Astronaut John Glenn marks 50 years since first orbit
Former astronaut and Senator John Glenn celebrated the 50th anniversary of his Earth orbit by chatting with the crew on the International Space Station.
Mr Glenn, 90, was the first American to orbit the Earth, and later became the oldest person to travel in space.
The conversation was part of a larger forum on Nasa's future held at Ohio State University.
Mr Glenn is only one of two surviving Mercury astronauts, who were the first in the country's space programme.
"I'm talking to you perfectly," Mr Glenn said, speaking to Commander Dan Burbank and two flight engineers on board the station. "It's just amazing to talk to you back and forth."
Mr Glenn piloted Friendship 7 into orbit on 20 February 1962. He circled the globe three times in five hours.
In his political career, he served in the US Senate for 24 years, retiring in 1999, and made a bid for president.
Fancy toilet research
During a conversation lasting nearly 20 minutes, the former Ohio senator and space station crew discussed the ongoing research on the station.
More than 100 experiments are currently being carried out on board.
Nasa administrator Charles Bolden asked the astronauts which experiment Mr Glenn would be charge of on the current space station.
Cmdr Burbank suggested research on the station's "regenerative environmental control systems".
"That's a fancy word for our toilet," Don Pettit, a flight engineer admitted. "He wants to put Senator Glenn busy fixing the plumbing up here."

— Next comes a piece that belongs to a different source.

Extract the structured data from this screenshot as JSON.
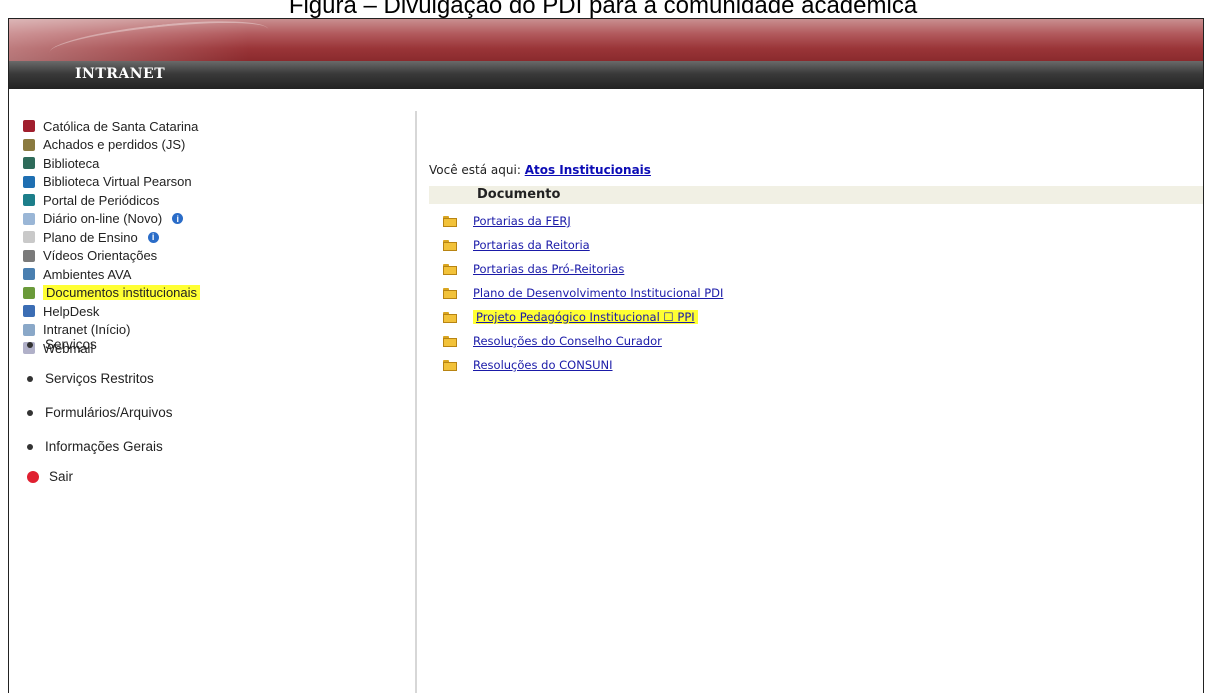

"Exactly what I thought I would get assigned to," Mr Glenn said.